In 1862 the Standard Bank of British South Africa was formed in London. A so-called ‘imperial bank’, it aggressively acquired smaller banks in South Africa, building its asset base substantially throughout the 1860s. In 1872, after just ten years of operation, it successfully subsumed its chief competitor, the London and South African Bank. Now unrivalled, the growth of the Standard became synonymous with that of South Africa itself. But the Standard really came into its own during the Transvaal gold boom of the 1880s. Its presence on the Rand went from a mere canvas tent in 1886 to a hulking, six-storey neo-Baroque stone ‘palace’ in 1908, setting new standards in banking architecture.
Huge profits were to be had in Johannesburg for those institutions that could position themselves as indispensable to trade, offering reliable exchange, deposit, and bullion export services, as well as providing advances on working capital for mining companies. There were heavy risks involved, but by the mid-1890s the Standard’s Transvaal operation was contributing 40 percent of the bank’s overall profits. Its Johannesburg branch not only boasted the biggest banking hall in the world, but was at the forefront of financial instrument technology, including an in-house assay and smelting operation and facilities for the safe storage of bullion.
Yet, it was perceived by the Afrikaans community as a covert instrument of British imperialism, raising political tensions. Moreover, it was an enabler of workplace exploitation of white, black, and imported Chinese coolie labour, encouraging social tensions through the exacerbation of capitalist competition. Drawing on Bourdieu’s notion of symbolic capital, and Patrick Joyce’s ideas concerning institutional structuring and ‘performance’, this paper will consider the socio-economic dimensions and fallout of the Standard’s operation in relation to its architectural formation in a time of intense imperial expansion and colonial war.

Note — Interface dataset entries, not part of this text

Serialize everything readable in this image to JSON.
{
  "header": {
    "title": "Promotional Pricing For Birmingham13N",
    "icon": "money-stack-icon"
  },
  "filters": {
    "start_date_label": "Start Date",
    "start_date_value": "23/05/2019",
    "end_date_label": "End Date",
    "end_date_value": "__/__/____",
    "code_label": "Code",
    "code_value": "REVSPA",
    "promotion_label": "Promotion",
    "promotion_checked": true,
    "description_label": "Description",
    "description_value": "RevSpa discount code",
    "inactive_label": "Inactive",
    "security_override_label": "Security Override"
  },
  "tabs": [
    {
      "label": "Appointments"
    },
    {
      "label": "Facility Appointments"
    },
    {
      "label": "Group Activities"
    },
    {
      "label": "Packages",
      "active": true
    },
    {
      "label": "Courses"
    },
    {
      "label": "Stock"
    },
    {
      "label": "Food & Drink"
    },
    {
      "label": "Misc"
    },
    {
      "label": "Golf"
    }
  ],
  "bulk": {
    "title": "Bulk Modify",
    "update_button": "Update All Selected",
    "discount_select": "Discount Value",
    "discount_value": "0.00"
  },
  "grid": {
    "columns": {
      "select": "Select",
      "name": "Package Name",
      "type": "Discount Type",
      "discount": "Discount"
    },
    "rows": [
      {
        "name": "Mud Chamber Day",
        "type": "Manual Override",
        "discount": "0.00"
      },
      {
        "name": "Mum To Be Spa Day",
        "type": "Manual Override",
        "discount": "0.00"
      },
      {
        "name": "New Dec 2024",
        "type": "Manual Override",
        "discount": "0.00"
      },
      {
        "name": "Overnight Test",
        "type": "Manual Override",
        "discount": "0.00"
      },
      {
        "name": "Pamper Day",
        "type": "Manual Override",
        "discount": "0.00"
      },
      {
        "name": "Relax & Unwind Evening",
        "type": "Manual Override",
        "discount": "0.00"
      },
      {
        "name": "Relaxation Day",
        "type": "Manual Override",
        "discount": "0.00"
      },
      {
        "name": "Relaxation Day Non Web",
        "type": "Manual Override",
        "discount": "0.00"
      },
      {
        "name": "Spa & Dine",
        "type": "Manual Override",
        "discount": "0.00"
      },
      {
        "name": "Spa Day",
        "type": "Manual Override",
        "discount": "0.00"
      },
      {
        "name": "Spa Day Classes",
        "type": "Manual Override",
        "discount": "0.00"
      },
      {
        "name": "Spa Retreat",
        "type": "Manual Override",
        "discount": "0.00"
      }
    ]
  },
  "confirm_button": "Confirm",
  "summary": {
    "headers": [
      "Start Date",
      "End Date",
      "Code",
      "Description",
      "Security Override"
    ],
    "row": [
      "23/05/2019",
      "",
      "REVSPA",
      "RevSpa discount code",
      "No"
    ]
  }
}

|Conference||Society of Architectural Historians Annual Conference 2023|
|Period||12/04/23 → 16/04/23|
- South Africa